A new restaurant and bar devoted to hard apple cider has opened in Bushwick, and it aims to convert people to the wonders of the fruit-based booze. One of the founders of the Brooklyn Cider House says the barn-like space on Flushing Avenue is an attempt to recreate the environment that first opened his eyes to cider’s possibilities.
“It was a magical moment — and I just saw stars. I wanted to really have people get that experience that I had,” said Peter Yi,
Yi, who grew up in Bensonhurst, spent years working in the wine industry, but a visit to a Spanish cider farm, where he sampled the apple drink at a communal dinner, set him on a new path.
“When I had it, with the food — it changed my life,” he said. “I fell in love, head over heels.”
Yi and some partners soon bought an orchard in the Hudson Valley, and began working to create a cider that would live up to Yi’s standard. But it is not just about the apple concoction — Yi said he wants to duplicate the whole experience, with the food, the people, and the drinks.
“If I just made the cider, people would not get it — it’s too funky, it’s weird,” he said. “You have to have it under the right context to really get it.”
That context involves a five-course prix fixe meal, with rich chorizo, grilled vegetables, fish, steak, and a cheese plate (a vegetarian option is also available), served at a communal table. Between each course, diners are led to one of six enormous casks in the middle of the giant restaurant. Each holds between two and three thousand gallons of cider, each from a different apple variety, and aged a different length of time.
After turning a spigot, the cider leaps out in a wide arc, with guests lining up to capture it in their pint glasses — a process that aerates the cider and gives it extra flavor. Depending on age and variety, the ciders can taste like a fine dry wine, or a funky lemonade.
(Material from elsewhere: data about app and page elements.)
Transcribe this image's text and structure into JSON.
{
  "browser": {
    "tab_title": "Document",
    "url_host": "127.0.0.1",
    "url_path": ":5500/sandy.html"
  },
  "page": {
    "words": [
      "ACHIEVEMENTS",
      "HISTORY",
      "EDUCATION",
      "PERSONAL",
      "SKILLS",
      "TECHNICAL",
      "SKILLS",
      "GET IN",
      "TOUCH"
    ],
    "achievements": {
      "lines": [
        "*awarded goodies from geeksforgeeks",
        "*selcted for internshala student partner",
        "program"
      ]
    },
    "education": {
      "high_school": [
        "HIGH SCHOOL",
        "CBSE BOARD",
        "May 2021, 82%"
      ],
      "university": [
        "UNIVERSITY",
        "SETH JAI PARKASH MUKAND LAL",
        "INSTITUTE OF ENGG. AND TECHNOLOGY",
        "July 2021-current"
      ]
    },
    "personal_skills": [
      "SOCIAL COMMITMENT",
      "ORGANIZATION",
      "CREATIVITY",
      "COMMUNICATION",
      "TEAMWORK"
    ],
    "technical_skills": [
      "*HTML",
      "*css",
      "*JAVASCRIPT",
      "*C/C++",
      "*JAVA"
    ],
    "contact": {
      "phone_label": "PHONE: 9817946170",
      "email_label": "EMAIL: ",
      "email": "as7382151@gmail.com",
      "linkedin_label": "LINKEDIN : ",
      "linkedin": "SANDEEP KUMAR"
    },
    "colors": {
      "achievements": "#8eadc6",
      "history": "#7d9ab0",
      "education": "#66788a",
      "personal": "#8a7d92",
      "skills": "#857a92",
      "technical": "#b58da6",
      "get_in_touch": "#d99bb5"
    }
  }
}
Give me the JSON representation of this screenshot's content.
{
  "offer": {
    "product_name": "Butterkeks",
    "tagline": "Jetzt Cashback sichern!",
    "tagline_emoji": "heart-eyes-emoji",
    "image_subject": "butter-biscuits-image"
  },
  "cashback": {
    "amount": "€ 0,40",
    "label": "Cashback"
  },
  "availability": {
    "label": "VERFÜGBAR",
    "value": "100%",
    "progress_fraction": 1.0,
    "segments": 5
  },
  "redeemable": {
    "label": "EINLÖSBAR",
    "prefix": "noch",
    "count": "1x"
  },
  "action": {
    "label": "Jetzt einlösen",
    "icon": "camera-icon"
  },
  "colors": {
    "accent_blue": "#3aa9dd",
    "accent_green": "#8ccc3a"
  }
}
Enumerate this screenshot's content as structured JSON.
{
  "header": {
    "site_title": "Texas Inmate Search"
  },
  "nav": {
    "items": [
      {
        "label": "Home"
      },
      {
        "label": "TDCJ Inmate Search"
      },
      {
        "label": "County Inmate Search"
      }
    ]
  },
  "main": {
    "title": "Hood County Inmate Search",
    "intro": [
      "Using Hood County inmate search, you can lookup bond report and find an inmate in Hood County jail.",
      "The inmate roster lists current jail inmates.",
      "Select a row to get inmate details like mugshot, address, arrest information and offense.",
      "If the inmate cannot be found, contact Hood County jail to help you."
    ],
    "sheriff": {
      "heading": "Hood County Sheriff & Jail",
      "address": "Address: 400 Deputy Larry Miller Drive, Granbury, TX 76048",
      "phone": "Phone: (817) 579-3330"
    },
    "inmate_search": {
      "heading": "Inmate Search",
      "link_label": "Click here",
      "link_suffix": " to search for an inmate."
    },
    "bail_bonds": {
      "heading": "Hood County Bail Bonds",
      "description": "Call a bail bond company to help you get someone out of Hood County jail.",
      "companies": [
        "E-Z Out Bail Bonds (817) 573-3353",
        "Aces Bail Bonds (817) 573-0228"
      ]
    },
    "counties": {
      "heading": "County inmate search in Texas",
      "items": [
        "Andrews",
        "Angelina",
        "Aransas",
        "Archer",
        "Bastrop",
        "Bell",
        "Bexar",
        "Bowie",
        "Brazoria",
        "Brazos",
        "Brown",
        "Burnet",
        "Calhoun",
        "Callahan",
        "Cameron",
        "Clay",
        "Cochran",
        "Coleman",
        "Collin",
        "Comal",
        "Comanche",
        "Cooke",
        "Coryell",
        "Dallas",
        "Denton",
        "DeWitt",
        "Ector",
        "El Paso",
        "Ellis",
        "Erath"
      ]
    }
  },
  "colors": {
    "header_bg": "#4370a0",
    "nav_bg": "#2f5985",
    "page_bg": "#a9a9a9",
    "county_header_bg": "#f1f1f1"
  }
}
Brooklyn Cider House makes four varieties of cider: Kinda Dry, Bone Dry, Half Sour, and Raw. But the full expression of the drink comes from the latter version, said Yi.
“All the cider that we make is a gateway to get you to try the Raw,” said Yi, “because Raw is really the ultimate cider.”
Those who cannot devote two-and-a-half hours to a full meal at the Cider House can also pop in to the bar, which serves drinks by the glass and bar snacks — including a decadent burger. In a few weeks, the restaurant plans to add ciders made by other companies, along with a full bar of liquor.
Yi hopes that the Cider House will become a regular destination for local cider fans and their friends.
“I think it’s a place where you go and have fun with friends and family. It’s a great gathering place for people to celebrate life,” he said.
Brooklyn Cider House [1100 Flushing Ave. between Irving and Knickerbocker avenues in Bushwick, (347) 295–0308, www.brook